2.    Solutions-based merchandising. Gfeller says stores will bring the components of projects together in vignettes to help the customer visualize the end product (a modernized bathroom), not each step of the project (vanity, mirror, faucets, fixtures, etc.) Gfeller says this new display methodology is being tested in one store, and reallocating store space and making room for these presentations has paid off. Customers found it easier to find what they’re looking for and to understand product value.

3.    Going local, which Lowe’s is calling Integrated Planning and Execution. Gfeller said Lowe’s wants to ensure “the right product is in the right market in the right quantity,” and take a comprehensive view of customer needs.
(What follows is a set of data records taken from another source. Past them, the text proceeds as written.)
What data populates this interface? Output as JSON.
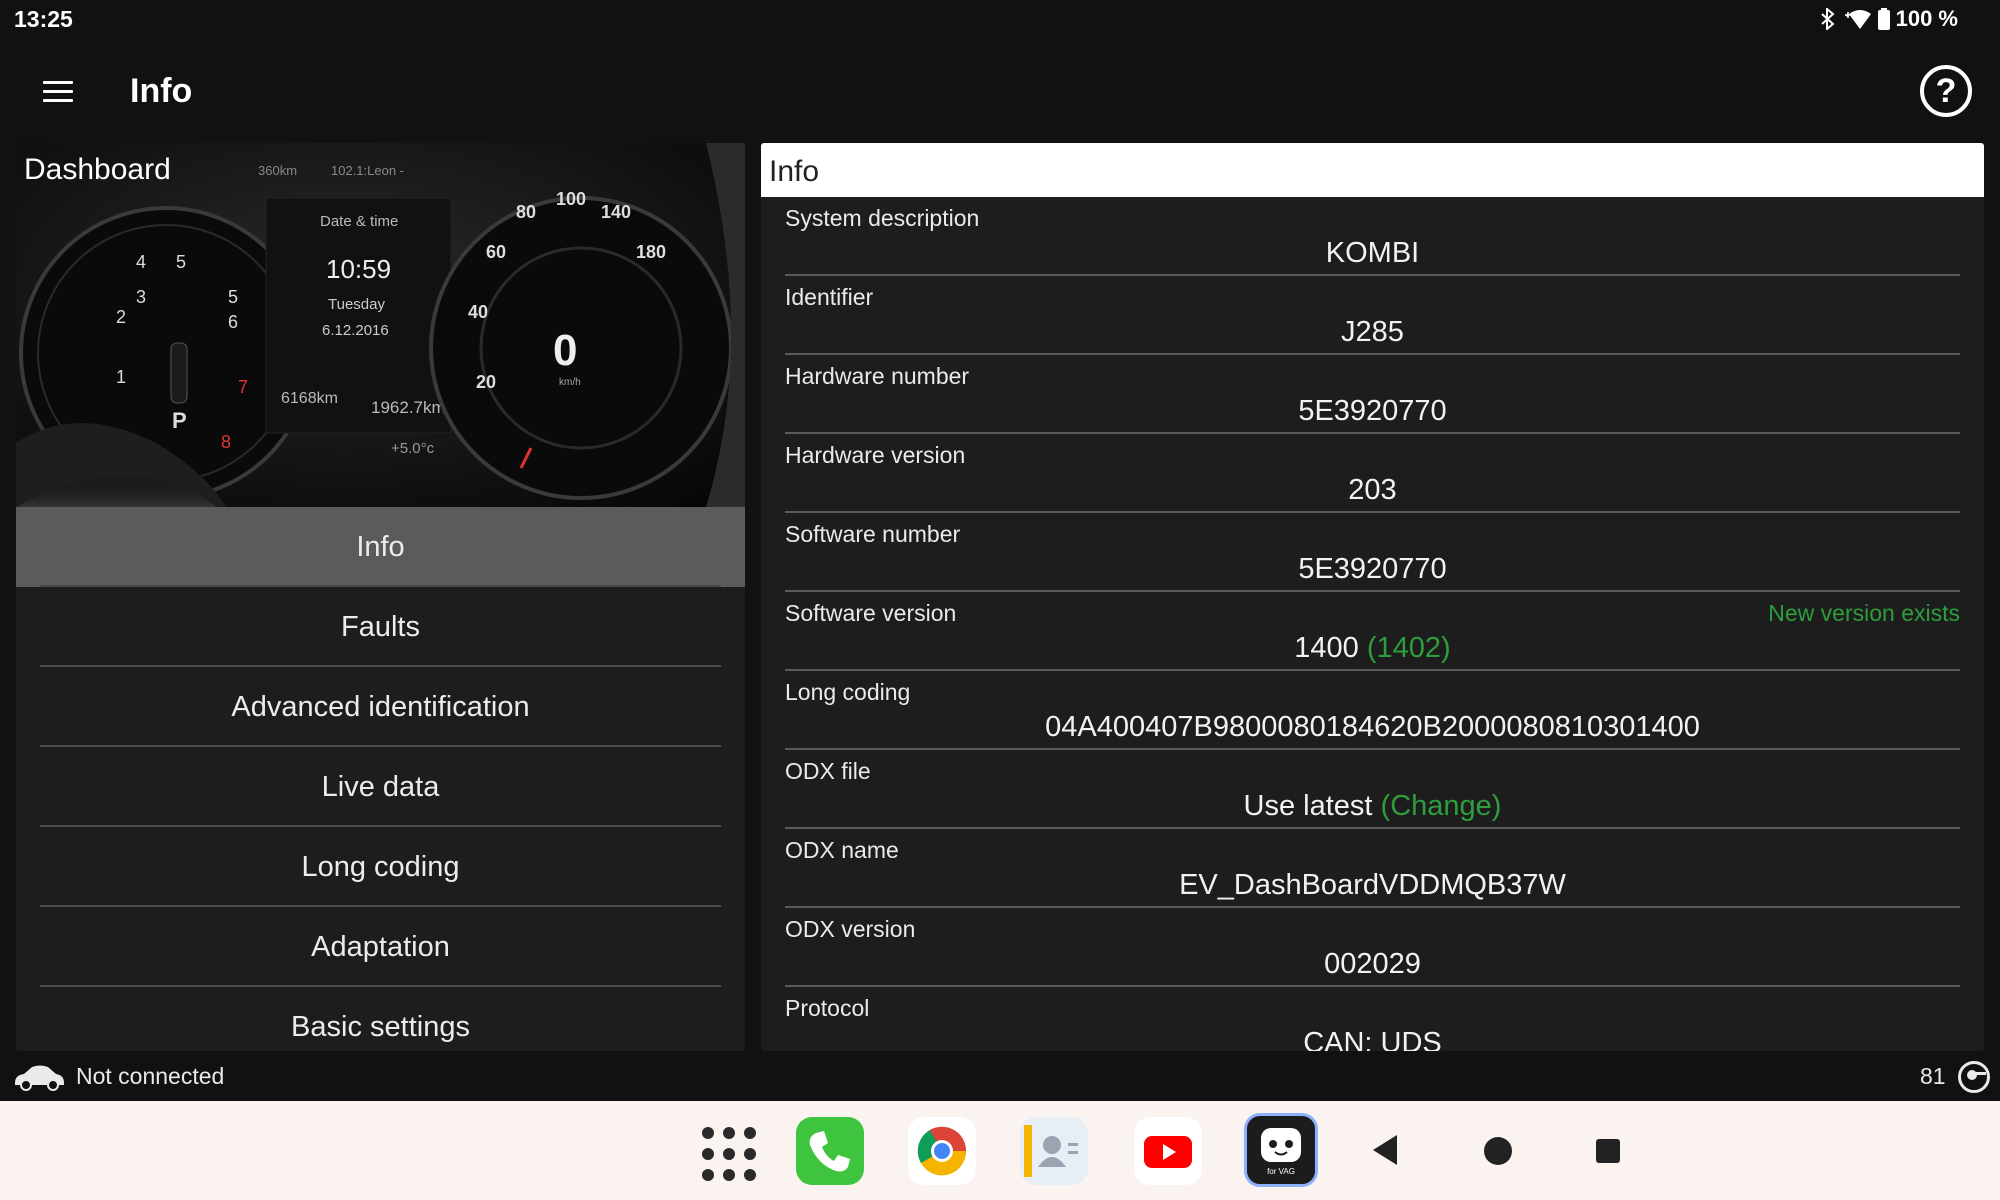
{
  "status_bar": {
    "time": "13:25",
    "battery": "100 %"
  },
  "app_bar": {
    "title": "Info"
  },
  "left_panel": {
    "image_label": "Dashboard",
    "image_texts": {
      "date_time_label": "Date & time",
      "clock": "10:59",
      "day": "Tuesday",
      "date": "6.12.2016",
      "odometer": "6168km",
      "trip": "1962.7km",
      "temperature": "+5.0°c",
      "radio": "102.1:Leon -",
      "range": "360km",
      "speed": "0",
      "speed_unit": "km/h"
    },
    "menu_items": [
      {
        "label": "Info",
        "active": true
      },
      {
        "label": "Faults",
        "active": false
      },
      {
        "label": "Advanced identification",
        "active": false
      },
      {
        "label": "Live data",
        "active": false
      },
      {
        "label": "Long coding",
        "active": false
      },
      {
        "label": "Adaptation",
        "active": false
      },
      {
        "label": "Basic settings",
        "active": false
      }
    ]
  },
  "right_panel": {
    "header": "Info",
    "rows": [
      {
        "label": "System description",
        "value": "KOMBI"
      },
      {
        "label": "Identifier",
        "value": "J285"
      },
      {
        "label": "Hardware number",
        "value": "5E3920770"
      },
      {
        "label": "Hardware version",
        "value": "203"
      },
      {
        "label": "Software number",
        "value": "5E3920770"
      },
      {
        "label": "Software version",
        "value": "1400",
        "value_extra": "(1402)",
        "note": "New version exists"
      },
      {
        "label": "Long coding",
        "value": "04A400407B9800080184620B2000080810301400"
      },
      {
        "label": "ODX file",
        "value": "Use latest",
        "value_extra": "(Change)"
      },
      {
        "label": "ODX name",
        "value": "EV_DashBoardVDDMQB37W"
      },
      {
        "label": "ODX version",
        "value": "002029"
      },
      {
        "label": "Protocol",
        "value": "CAN: UDS"
      }
    ]
  },
  "footer": {
    "connection_status": "Not connected",
    "count": "81"
  },
  "dock": {
    "vag_label": "for VAG"
  },
  "colors": {
    "accent_green": "#2e9e3c",
    "active_item": "#5b5b5b",
    "panel": "#1d1d1d"
  }
}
Does any of this sound familiar? Of course it does. These are the same things garden centers have been talking about for years. If you’re already two steps ahead of Lowe’s on these points, good for you. Being agile, offering solutions rather than tools, unique products – these are all traditionally the purview of the IGC versus the box stores. If the box stores are going to take on your sweet spot, how will independent garden centers stay two steps ahead?

Now, here’s another thing Gfeller said: “Customers have learned to wait on the next big deal because they know that if they wait long enough, they can get a lower price than the Everyday Low Price.” Lowe’s will compete with other boxes on price by matching it - offer comparative pricing on commodity items. They call them “high-velocity” items.

Items 1, 2 and 3 above seem to involve a lot of time and cost to the retailer. How will they pay for it if they continue to lower prices?


Anonymous said...

Let Lowes and other boxes sell plants as commodities. The more they cheapen branded items like PW, the more of a unique position this puts IGS in to add value to products and sell a more upscale product. Let the boxes wallow in the commodities. Also is it worth to hire more knowledgeable sales people if they are selling commodities. It would not be worth it for a supermarket to hire someone to sell sugar, unless it was a unique type of sugar, not just some commodity.

Sara Tambascio said...

So here's a question - what are the varieties or genera out there that should be the focus for IGCs? What are the non-commodity items?

Laine said...

How about providing a subscribe option like the one for comments. I like to use Firefox Live bookmarks and don't want emails of your blog.

Sara Tambascio said...

Hey Laine...this work? My RSS link was broken. Thanks for the heads up.

Laine said...

Thanks Sara. Took me awhile to see the orange RSS symbol on the options page but I found it and now have your blog with Firefox's live bookmarks.

Laine said...

I just learned about a new systemic pesticide in tablet form for repelling deer and other animal pests called Repellex. It puts capsicum into the plant so all parts are hot. I can't find any information on the potential harm to bees and other pollinators and to birds trying to eat fruits. It seems that these animals might be repelled by the hot taste too. Can you look into this? I wrote an Amazon review asking the same questions so if it is published maybe we can learn some more--someone might respond. Thanks.

Anonymous said...

I don't think I have been this offended in quite some time especially from an industry post. As an employee of a contract Lowe's grower I am disgusted by your title of 'stealing ideas' from the IGS. There is so much tension already between large and small. Specifically the Top 100 growers, which your employer's site ranks each year and IGS. Why you would post such a critical article about Lowe's when your own employer ranks and celebrates their growers constantly? There is nothing wrong with EITHER. Many large growers come from hard working families just like IGS. Just because Lowe's is taking a different approach to how they run their business should be a testament to the fact they aren't stuck in their ways and are willing to experiment to see what consumer need and that the larger growers are willing to innovate and change with them.

Sara Tambascio said...

You're right -- we do serve both large and small growers through Greenhouse Grower, but we also serve the independent garden centers through our Today's Garden Center magazine. Both IGCs and box stores have their places in this market. There's nothing wrong with any retailer doing what they need to do, but when the boxes start looking more like IGCs, the IGCs are going to have to find something new to differentiate themselves. It really should serve to keep the IGCs on their toes and create an even better experience than they deliver now.